Those who might shift the blame for Cell’s shortcomings onto a writer with a feeble understanding of the source book should be aware that Stephen King himself had a hand in composing the screenplay. Not only that, he also warned admirers of said novel that some changes that might rub them the wrong way would be imminent. King wasn’t lying, having willingly helped turn a visceral and harrowing work like Cell into a limp-wristed 28 Days Later riff with too many cut corners to freak out seasoned horror buffs.
“When everyone is connected, no one is safe…”
Whereas retro zombie video games were the “Next Big Thing” in their days, this is not the case anymore since more stylistic and graphically-rich games have emerged. As a result, gaming enthusiasts across the globe have been forced to forget blasting through corpses in favor of the most current, action-intense games like like those from the Forza Horizon, Mafia and Gears of War series.
“The zombies are coming!”
Doug Roos’ independently produced, feature-length, post-apocalyptic horror film was promoted primarily on it’s practical special effects, make-up and lack of computer-generated imagery (CGI). In this respect The Sky Has Fallen does not disappoint. Shot in Missouri and clearly influenced by Ryuhei Kitamura’s Yakuza/Zombie splatter-fest Versus (2000), The Sky Has Fallen combines elements from various horror subgenres and, whereas most would fail, Roos’ somehow manages to make everything work cohesively with only a few missteps.
“All practical FX. No CGI.”
The Walking Dead is very graphic in it’s depiction of violence. These moments can be unsettling, amplifying the harsh emotional tone in a video game where anyone can be torn apart without notice. Telltale Games don’t hold back when it comes to gore!
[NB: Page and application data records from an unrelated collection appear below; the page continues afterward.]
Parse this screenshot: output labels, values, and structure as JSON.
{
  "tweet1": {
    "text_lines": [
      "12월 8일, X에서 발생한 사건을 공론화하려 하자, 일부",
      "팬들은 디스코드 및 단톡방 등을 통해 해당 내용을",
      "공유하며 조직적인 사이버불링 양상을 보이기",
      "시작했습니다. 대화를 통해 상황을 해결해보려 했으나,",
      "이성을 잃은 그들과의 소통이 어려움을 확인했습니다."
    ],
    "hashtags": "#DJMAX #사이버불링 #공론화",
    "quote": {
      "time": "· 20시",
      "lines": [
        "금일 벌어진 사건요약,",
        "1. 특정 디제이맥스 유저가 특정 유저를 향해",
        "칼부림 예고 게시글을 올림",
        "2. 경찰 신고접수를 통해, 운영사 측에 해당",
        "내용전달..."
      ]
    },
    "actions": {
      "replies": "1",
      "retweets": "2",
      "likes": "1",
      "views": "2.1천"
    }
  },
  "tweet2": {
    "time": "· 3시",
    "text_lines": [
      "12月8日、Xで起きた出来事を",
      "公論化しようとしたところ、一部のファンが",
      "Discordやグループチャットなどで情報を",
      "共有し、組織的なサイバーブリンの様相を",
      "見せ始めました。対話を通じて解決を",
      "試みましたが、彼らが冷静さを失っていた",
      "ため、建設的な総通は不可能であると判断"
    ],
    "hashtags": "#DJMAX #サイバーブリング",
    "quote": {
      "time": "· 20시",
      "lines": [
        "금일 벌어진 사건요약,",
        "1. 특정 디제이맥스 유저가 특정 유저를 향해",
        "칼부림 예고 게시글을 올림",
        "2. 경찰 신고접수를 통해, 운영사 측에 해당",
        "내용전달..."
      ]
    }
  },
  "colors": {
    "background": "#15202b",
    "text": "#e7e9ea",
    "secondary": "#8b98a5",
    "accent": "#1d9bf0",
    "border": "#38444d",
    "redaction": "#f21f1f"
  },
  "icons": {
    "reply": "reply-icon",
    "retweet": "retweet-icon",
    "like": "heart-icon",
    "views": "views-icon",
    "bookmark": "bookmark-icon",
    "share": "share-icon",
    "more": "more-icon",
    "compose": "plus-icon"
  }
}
“It’s impossible to go through life without causing some kind of pain.”
“Larger than Life!”
Wow, if there ever was a less promising tagline for a zombie Twistern, I can’t recall it. Hopefully, whoever came up with it will work on expanding their creative writing skills. BTW, I know that’s a reference to a Backstreet Boys song, but still. How do I know? Well, I didn’t; I looked it up and I’m choosing to take the word of the Interwebz. It’s right 100% of the time, isn’t it?
“Everybody’s gotta die someday…”
I can’t even begin to discuss 1989’s The Vineyard without first discussing the undisputed talent of James Hong. With a filmography that has spanned over six decades, it is Hong’s portrayal of the legendary sorcerer Lo Pan in John Carpenter’s Big Trouble in Little China (1986) that has become the most iconic. Yet, those of us that have seen Ridley Scott’s Blade Runner (1982) will also remember Hong as Hannibal Chew, the genetic (eye) engineer hired by the Tyrell Corporation. That being said, James Hong is truly a force to be reckoned with…